I completely agree with you. We've basically got a readiness assessment, which looks at how successful you're likely to be on this transition to a continuous listening model, based on about ten different factors.
I tried to catch Chambers by surprise with a curve ball: shouldn't Workday be using Peakon on all of its software implementations? Making informed course corrections on projects is the main thing that's been lacking from systems integrators' tool kits.
For too many years - make that decades - in the enterprise software industry, customers paid the price for those inadequate feedback loops. Yes, Chambers' team is looking hard at that too. They've already developed a set of transformation and change questions, intended for large-scale projects:
I do believe that by more regularly examining what people on the ground who are actually doing the implementation are saying and thinking, you're likely to massively de-risk large-scale projects.
Preach. Accenture is definitely open to it. As Samuels told me during our analyst Q/A with Workday partners: "I think it's a really great idea. I'd like to think about how we might incorporate Peakon into an upcoming large engagement."
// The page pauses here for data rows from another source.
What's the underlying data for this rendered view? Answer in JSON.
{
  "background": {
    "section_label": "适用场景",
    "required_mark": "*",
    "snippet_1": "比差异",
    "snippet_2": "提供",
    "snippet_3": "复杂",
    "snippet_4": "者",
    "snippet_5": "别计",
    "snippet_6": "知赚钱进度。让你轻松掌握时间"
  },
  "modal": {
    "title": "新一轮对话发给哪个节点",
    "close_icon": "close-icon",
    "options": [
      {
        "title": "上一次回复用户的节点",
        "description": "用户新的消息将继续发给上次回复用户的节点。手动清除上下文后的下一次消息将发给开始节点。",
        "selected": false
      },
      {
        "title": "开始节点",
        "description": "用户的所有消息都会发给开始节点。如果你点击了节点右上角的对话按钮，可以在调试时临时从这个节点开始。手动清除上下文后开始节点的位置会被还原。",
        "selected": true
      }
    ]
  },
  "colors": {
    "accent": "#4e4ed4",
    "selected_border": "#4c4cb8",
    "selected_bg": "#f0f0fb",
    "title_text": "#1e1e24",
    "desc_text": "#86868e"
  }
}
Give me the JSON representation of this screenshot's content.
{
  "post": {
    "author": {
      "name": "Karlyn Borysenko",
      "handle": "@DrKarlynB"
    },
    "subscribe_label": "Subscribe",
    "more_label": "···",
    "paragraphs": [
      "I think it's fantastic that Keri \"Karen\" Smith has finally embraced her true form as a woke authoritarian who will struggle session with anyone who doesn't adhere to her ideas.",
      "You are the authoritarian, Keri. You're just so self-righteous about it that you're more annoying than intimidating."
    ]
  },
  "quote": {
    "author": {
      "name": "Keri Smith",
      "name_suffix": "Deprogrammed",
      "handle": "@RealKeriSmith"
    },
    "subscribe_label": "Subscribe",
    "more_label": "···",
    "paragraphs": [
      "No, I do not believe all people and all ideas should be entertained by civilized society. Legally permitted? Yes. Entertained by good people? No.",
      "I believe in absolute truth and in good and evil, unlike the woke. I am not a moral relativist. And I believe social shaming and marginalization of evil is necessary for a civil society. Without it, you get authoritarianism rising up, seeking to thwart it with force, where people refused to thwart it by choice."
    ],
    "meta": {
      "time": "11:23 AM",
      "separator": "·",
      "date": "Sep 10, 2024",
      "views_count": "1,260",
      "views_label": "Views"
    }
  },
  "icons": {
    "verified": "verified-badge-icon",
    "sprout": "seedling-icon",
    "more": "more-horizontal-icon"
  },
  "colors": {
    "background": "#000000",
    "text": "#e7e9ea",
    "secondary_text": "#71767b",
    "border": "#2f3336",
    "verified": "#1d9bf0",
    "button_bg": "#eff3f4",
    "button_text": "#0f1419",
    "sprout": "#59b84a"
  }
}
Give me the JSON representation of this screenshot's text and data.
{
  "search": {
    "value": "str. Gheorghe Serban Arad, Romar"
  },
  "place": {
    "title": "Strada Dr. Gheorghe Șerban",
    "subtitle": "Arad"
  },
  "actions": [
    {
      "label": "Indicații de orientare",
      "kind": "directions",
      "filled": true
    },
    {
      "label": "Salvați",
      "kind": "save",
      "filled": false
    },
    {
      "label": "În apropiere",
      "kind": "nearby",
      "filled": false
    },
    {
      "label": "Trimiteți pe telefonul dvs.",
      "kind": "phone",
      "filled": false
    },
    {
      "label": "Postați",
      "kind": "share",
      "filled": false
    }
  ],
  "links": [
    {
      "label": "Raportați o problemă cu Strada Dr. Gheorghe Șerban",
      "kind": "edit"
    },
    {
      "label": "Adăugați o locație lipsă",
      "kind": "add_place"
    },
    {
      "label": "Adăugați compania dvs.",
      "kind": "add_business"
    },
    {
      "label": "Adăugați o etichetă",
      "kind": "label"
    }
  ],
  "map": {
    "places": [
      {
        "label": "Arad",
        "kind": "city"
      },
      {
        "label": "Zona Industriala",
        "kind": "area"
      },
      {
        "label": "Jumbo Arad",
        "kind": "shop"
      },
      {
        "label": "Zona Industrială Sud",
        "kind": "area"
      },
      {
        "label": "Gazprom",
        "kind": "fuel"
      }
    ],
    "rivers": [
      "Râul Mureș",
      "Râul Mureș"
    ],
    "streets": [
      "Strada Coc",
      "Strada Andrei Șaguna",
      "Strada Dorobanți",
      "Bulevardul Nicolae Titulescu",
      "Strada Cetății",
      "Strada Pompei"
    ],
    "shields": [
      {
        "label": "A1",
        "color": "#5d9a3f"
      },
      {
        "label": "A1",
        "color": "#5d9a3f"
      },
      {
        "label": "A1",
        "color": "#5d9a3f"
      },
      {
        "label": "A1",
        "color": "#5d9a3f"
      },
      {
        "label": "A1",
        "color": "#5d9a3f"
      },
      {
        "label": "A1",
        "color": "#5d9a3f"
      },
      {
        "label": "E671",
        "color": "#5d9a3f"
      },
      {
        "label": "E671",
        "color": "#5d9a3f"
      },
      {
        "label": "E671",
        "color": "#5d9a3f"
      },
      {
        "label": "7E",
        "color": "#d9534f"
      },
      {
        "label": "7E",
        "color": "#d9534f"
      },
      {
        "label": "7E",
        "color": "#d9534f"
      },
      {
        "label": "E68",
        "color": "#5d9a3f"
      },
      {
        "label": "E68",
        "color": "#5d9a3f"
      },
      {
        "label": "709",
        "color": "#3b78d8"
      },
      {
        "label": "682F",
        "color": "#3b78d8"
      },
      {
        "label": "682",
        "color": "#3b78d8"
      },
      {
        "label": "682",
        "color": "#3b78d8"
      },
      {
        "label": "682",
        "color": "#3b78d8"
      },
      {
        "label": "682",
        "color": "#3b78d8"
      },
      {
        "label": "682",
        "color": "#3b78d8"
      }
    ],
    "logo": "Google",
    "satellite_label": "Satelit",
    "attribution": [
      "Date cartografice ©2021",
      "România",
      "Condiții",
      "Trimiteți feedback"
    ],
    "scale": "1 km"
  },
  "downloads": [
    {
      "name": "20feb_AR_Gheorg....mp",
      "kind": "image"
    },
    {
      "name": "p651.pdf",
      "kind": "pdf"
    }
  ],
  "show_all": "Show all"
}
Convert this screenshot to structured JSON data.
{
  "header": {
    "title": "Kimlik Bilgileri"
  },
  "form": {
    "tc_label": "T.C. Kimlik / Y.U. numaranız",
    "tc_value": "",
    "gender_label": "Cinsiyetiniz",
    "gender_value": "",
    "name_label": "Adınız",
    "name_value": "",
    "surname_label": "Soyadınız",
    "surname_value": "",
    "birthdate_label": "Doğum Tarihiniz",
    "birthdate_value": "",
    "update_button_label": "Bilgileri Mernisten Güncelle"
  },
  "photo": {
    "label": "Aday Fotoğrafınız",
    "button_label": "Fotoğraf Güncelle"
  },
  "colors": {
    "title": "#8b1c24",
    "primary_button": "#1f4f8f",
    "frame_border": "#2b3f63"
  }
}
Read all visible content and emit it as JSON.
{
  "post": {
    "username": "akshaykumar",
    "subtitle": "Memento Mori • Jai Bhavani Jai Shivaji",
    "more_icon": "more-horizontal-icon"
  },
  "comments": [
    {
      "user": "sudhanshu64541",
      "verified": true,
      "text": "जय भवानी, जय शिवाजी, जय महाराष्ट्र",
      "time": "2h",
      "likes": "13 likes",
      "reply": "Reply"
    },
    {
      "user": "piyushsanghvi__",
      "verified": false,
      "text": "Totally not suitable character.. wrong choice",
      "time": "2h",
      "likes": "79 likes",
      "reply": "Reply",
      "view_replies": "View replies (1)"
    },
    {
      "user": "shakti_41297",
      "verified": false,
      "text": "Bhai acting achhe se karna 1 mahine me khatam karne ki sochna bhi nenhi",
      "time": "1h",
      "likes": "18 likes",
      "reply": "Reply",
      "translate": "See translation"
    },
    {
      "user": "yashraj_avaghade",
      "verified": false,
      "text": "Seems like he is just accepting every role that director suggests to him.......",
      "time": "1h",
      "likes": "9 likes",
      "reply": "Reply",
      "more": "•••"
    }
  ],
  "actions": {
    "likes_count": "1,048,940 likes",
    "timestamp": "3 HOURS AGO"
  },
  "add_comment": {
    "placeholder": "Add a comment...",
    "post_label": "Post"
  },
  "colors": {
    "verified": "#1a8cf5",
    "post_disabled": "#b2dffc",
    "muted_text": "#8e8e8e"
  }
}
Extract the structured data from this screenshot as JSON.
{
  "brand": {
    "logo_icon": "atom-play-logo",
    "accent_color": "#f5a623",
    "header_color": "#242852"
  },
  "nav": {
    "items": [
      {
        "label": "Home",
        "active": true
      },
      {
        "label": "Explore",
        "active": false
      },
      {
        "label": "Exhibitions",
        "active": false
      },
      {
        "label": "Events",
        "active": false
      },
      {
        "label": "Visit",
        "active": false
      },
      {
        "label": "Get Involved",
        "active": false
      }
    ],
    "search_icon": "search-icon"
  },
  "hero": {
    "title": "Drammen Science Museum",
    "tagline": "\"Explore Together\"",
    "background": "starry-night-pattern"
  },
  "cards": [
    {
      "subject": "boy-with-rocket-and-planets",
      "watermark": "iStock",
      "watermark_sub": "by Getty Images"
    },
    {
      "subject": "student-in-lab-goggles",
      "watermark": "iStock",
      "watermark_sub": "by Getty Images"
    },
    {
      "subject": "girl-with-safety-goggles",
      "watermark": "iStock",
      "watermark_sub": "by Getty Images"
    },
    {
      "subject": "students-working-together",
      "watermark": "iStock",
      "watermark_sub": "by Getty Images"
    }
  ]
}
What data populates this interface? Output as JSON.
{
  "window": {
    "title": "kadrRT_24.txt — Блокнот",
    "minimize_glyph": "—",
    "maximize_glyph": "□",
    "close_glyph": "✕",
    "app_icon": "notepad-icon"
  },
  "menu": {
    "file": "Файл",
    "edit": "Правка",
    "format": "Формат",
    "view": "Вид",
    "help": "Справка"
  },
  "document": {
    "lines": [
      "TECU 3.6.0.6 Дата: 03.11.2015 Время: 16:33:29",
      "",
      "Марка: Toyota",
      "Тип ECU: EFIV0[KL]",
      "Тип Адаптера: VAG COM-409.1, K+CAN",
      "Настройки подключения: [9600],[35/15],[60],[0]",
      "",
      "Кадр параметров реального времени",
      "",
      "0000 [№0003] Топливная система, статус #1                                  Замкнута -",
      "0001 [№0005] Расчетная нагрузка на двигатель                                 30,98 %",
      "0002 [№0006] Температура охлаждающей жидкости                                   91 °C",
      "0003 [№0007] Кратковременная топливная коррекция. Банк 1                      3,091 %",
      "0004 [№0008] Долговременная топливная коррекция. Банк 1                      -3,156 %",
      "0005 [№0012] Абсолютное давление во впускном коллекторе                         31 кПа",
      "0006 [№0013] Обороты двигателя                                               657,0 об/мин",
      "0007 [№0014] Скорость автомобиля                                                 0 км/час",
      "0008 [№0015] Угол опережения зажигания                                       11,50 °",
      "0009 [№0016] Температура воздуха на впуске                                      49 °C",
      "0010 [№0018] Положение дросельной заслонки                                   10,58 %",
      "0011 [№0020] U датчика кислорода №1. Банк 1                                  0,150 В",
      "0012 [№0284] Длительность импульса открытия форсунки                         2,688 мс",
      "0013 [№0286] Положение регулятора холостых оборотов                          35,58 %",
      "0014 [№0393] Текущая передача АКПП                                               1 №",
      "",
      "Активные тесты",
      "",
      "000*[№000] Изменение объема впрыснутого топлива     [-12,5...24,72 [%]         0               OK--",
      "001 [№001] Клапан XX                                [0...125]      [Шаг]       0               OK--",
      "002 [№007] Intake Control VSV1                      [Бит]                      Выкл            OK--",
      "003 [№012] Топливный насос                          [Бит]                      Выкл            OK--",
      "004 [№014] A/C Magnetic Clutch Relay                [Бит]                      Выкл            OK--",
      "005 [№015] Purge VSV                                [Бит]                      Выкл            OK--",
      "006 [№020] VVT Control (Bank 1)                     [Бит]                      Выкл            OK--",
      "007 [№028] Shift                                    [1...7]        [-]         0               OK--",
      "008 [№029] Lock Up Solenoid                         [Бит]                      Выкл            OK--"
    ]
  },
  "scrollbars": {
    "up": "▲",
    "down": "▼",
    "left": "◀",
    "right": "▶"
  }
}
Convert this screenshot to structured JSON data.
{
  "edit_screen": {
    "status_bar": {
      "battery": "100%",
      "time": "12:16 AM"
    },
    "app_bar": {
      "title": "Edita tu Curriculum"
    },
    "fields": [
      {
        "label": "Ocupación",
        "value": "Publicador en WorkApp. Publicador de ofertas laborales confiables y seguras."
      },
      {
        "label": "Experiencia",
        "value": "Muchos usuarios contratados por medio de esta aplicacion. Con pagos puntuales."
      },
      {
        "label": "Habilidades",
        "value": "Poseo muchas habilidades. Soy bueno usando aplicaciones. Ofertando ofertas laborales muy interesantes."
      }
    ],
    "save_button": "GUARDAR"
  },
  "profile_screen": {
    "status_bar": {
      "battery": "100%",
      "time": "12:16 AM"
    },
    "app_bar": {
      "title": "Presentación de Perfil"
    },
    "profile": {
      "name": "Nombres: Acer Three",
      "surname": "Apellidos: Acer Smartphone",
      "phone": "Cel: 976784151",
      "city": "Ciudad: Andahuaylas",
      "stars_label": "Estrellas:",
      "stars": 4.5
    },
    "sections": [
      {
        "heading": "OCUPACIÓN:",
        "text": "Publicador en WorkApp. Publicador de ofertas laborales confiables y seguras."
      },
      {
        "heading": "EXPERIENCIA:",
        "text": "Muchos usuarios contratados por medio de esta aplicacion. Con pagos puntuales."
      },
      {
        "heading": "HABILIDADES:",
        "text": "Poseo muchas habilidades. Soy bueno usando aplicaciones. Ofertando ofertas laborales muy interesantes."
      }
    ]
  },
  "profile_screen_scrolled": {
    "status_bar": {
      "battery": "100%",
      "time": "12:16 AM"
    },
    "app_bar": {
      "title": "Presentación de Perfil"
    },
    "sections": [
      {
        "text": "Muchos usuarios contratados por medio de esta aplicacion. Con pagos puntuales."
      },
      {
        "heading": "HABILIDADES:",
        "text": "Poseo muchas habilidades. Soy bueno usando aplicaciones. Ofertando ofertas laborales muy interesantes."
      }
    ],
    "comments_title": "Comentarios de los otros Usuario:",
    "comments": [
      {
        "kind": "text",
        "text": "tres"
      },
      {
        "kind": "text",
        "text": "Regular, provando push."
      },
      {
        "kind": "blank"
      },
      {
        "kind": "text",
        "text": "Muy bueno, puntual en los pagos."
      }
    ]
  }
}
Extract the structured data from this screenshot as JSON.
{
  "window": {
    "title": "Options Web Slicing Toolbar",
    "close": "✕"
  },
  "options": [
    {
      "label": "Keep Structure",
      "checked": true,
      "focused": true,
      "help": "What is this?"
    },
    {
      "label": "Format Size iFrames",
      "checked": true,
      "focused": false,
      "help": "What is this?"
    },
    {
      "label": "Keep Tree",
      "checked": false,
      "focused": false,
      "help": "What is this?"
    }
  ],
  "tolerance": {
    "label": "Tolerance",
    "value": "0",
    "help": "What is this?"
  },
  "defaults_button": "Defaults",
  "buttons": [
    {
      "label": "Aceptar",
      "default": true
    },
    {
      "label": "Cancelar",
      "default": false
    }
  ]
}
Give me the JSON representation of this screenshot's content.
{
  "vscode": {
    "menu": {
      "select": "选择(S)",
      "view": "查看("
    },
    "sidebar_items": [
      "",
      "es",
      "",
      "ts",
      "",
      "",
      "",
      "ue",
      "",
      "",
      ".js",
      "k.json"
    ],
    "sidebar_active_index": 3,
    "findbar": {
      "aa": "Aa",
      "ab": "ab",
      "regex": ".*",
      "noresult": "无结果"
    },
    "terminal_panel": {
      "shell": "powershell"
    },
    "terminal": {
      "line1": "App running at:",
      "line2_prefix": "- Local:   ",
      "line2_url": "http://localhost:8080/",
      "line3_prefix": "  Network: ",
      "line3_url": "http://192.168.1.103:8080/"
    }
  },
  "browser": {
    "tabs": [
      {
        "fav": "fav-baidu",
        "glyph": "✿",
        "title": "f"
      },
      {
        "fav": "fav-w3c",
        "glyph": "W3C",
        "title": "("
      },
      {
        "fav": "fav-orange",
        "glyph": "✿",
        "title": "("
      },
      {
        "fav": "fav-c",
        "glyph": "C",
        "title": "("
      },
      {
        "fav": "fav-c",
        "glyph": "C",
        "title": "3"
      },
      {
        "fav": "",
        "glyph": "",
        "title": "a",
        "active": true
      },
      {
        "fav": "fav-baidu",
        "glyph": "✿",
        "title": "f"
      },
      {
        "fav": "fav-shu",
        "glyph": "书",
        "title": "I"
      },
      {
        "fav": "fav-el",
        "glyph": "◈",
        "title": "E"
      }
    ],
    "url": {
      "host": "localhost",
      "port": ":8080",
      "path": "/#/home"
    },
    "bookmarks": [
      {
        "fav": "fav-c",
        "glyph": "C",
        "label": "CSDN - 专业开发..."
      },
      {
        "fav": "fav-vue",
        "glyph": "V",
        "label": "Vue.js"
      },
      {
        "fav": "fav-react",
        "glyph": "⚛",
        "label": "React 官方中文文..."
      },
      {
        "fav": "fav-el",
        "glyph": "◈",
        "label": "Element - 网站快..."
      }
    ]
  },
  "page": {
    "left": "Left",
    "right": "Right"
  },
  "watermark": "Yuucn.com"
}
As for the integration roadmap, Peakon is already integrated into Workday from a user experience standpoint. Chambers acknowledges the complete integration of VoE across Workday is a "multi-year project," but some of that is already done: Workday Peakon Employee Voice is already tied into Prism (and Workday People Analytics) via a native connector. Tying Peakon into learning recommendations is one of many useful integrations ahead.
There is more: I want to get Chambers' views on moving beyond surveys by measuring employee sentiment in other ways - and how you could do that while preserving privacy. I also plan to dig into a customer use case, and document how customers make a culture and process change to continuous listening.
I agree with Chambers: employee morale is the biggest reason transformations stall or fail. No matter how well designed a tool is - and Peakon seems very well designed indeed - you still have to act. The tools are there; now we can emphatically say: why aren't we acting?